Doug attended Fairfield High School during desegregation. As a student and SGA leader, he worked with his classmates to maintain calm and build unity during those tumultuous times.
Through his family, his work in the mill, and his friendships at Fairfield High School, Doug was drawn to study government at Alabama and then law at Cumberland Law School. A career in public service seemed to him the best way to expand justice from the personal to the national level.
After law school, he had the honor of serving as staff counsel to the U.S Senate Judiciary Committee for Senator Howell Heflin. In 1980, Doug became an Assistant U.S. Attorney in Birmingham. For several years, as a prosecutor and then private defense attorney, he developed a deeper understanding of our criminal justice system. Doug served as the United States Attorney for the Northern District of Alabama beginning in 1997. He was nominated by a Democratic President and confirmed by a majority-Republican Senate.
At around this time, the state was reopening a three-decade-old case that had been the most tarnishing crime in Alabama in the 20th century – the bombing of the 16th Street Baptist Church. The Klan used dynamite to kill four little girls, and three of the four killers had escaped justice for over 35 years. Doug led an incredibly dedicated team of prosecutors, investigators and staff, leading to the conviction of two former Klansmen for the murder of those four innocent children.
Doug Jones ran for Senate in order to be a voice for reason in the turmoil of modern Washington. Now that he’s been elected, he wants to bring the hope of justice and fairness back to all Alabamians. Too many Alabamians don’t believe our government is serving them. The issues that affect our daily lives – healthcare, wages, true equality for all – have become bargaining chips between parties. These common causes must not be obscured by the fog of political rhetoric. Doug’s heart has always impelled him towards public service. He cares about justice and progress for you and your family, and he’s in the Senate to return dignity to the citizens of Alabama.

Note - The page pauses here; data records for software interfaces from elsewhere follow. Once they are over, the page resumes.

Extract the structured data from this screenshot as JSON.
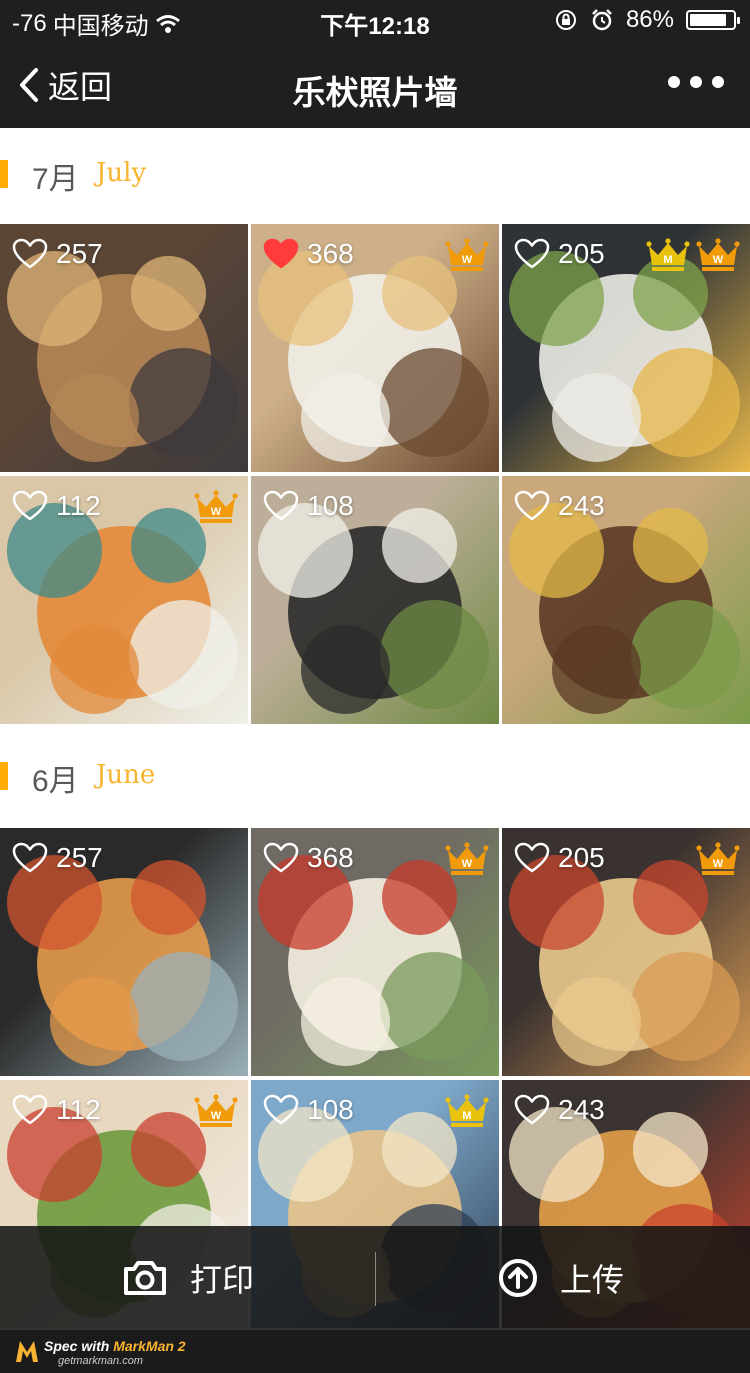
{
  "status": {
    "signal": "-76",
    "carrier": "中国移动",
    "time": "下午12:18",
    "battery": "86%",
    "battery_level": 0.86
  },
  "nav": {
    "back_label": "返回",
    "title": "乐枤照片墙"
  },
  "sections": [
    {
      "month_cn": "7月",
      "month_en": "July",
      "photos": [
        {
          "likes": "257",
          "liked": false,
          "crowns": []
        },
        {
          "likes": "368",
          "liked": true,
          "crowns": [
            "W"
          ]
        },
        {
          "likes": "205",
          "liked": false,
          "crowns": [
            "M",
            "W"
          ]
        },
        {
          "likes": "112",
          "liked": false,
          "crowns": [
            "W"
          ]
        },
        {
          "likes": "108",
          "liked": false,
          "crowns": []
        },
        {
          "likes": "243",
          "liked": false,
          "crowns": []
        }
      ]
    },
    {
      "month_cn": "6月",
      "month_en": "June",
      "photos": [
        {
          "likes": "257",
          "liked": false,
          "crowns": []
        },
        {
          "likes": "368",
          "liked": false,
          "crowns": [
            "W"
          ]
        },
        {
          "likes": "205",
          "liked": false,
          "crowns": [
            "W"
          ]
        },
        {
          "likes": "112",
          "liked": false,
          "crowns": [
            "W"
          ]
        },
        {
          "likes": "108",
          "liked": false,
          "crowns": [
            "M"
          ]
        },
        {
          "likes": "243",
          "liked": false,
          "crowns": []
        }
      ]
    }
  ],
  "bottom": {
    "print_label": "打印",
    "upload_label": "上传"
  },
  "footer": {
    "brand_prefix": "Spec with ",
    "brand_name": "MarkMan 2",
    "url": "getmarkman.com"
  },
  "colors": {
    "accent": "#ffac06",
    "month_cn": "#595959",
    "month_en": "#f8b430",
    "heart_liked": "#ff3b3b",
    "crown_w": "#f29b0a",
    "crown_m": "#e8c20c"
  },
  "icons": {
    "back": "chevron-left-icon",
    "more": "more-dots-icon",
    "like": "heart-icon",
    "crown": "crown-icon",
    "print": "camera-icon",
    "upload": "arrow-up-circle-icon"
  }
}
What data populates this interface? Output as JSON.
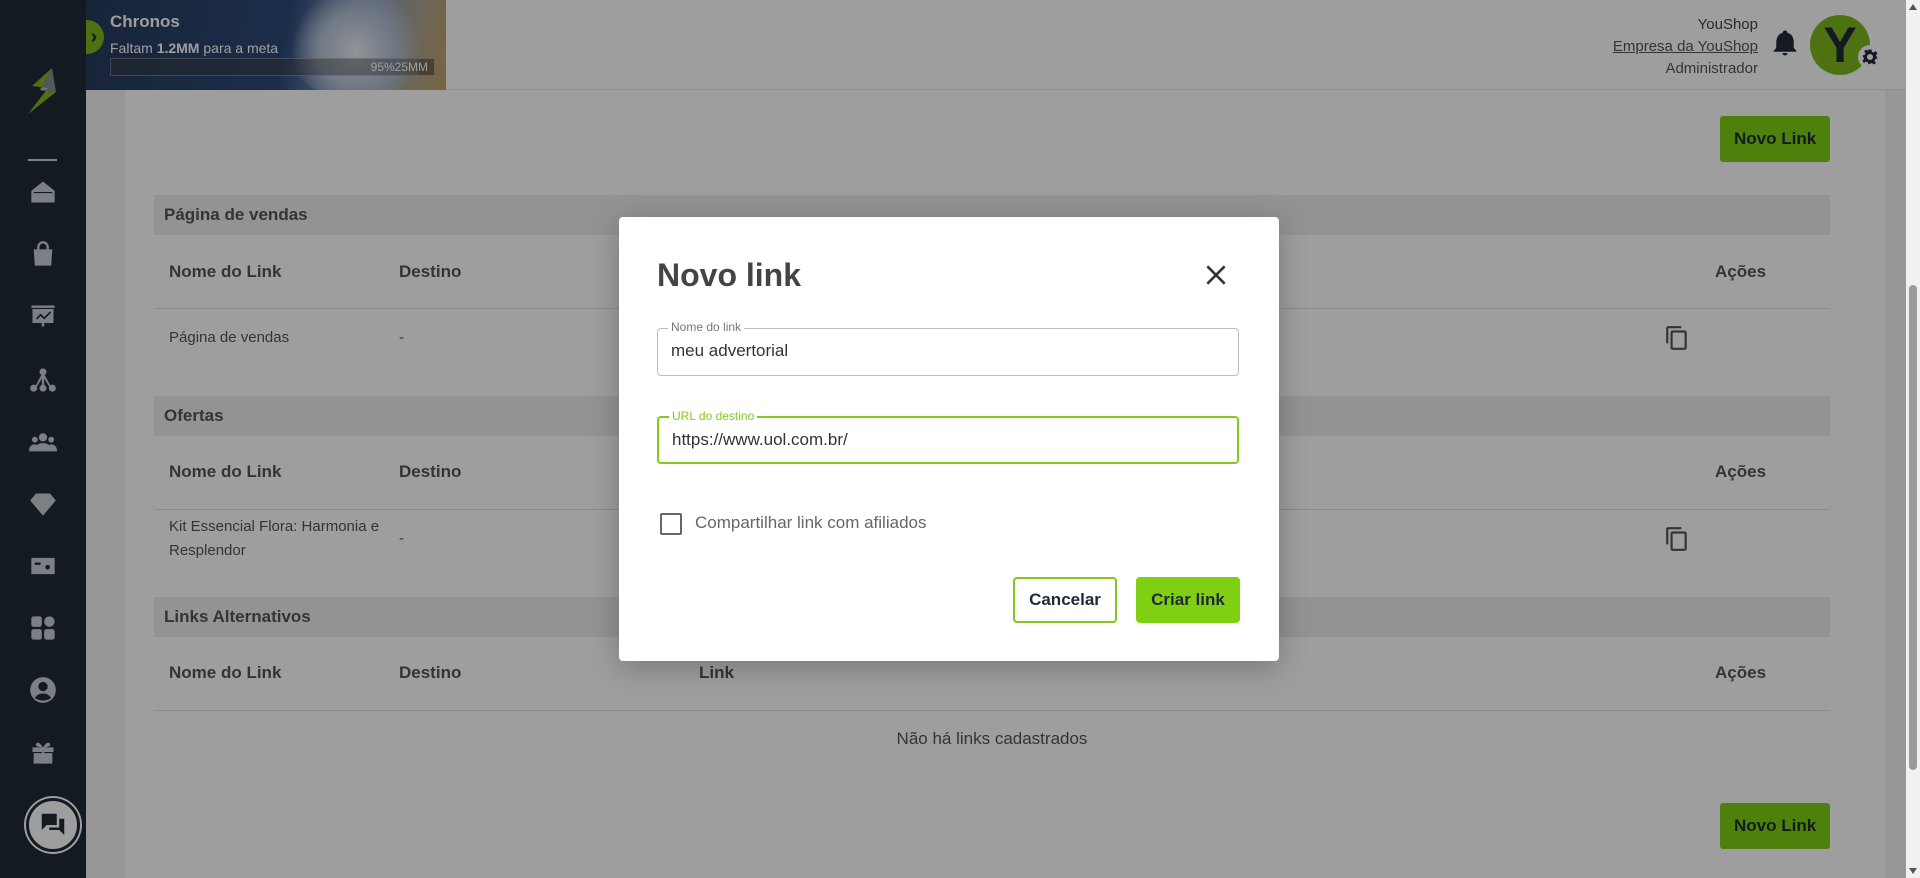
{
  "banner": {
    "title": "Chronos",
    "subtitle_prefix": "Faltam",
    "subtitle_amount": "1.2MM",
    "subtitle_suffix": "para a meta",
    "progress_label": "95%25MM",
    "progress_percent": 95
  },
  "user": {
    "company": "YouShop",
    "company_link": "Empresa da YouShop",
    "role": "Administrador",
    "avatar_letter": "Y"
  },
  "sidebar": {
    "items": [
      "home-icon",
      "shopping-bag-icon",
      "dashboard-icon",
      "network-icon",
      "users-icon",
      "diamond-icon",
      "card-icon",
      "apps-icon",
      "profile-icon",
      "gift-icon"
    ]
  },
  "page": {
    "new_link_button": "Novo Link",
    "sections": [
      {
        "title": "Página de vendas",
        "headers": {
          "name": "Nome do Link",
          "dest": "Destino",
          "actions": "Ações"
        },
        "rows": [
          {
            "name": "Página de vendas",
            "dest": "-"
          }
        ]
      },
      {
        "title": "Ofertas",
        "headers": {
          "name": "Nome do Link",
          "dest": "Destino",
          "actions": "Ações"
        },
        "rows": [
          {
            "name": "Kit Essencial Flora: Harmonia e Resplendor",
            "dest": "-"
          }
        ]
      },
      {
        "title": "Links Alternativos",
        "headers": {
          "name": "Nome do Link",
          "dest": "Destino",
          "link": "Link",
          "actions": "Ações"
        },
        "empty": "Não há links cadastrados"
      }
    ]
  },
  "modal": {
    "title": "Novo link",
    "name_label": "Nome do link",
    "name_value": "meu advertorial",
    "url_label": "URL do destino",
    "url_value": "https://www.uol.com.br/",
    "share_label": "Compartilhar link com afiliados",
    "share_checked": false,
    "cancel": "Cancelar",
    "create": "Criar link"
  }
}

Doug’s partner in all things is his wife Louise, who was raised in Cullman, Alabama. Their daughter Courtney, a graduate of Birmingham Southern College, completed her PhD at the University of Alabama and is married to Birmingham attorney Rip Andrews. Their son Carson is a graduate of the University of Georgia and Colorado State. He currently works at the Birmingham Zoo. Their youngest son Christopher is a student at the University of Alabama. Doug’s parents, Gordon and Gloria Jones, live in Birmingham, and his sister Terrie Savage and her husband Scott live in Hartselle.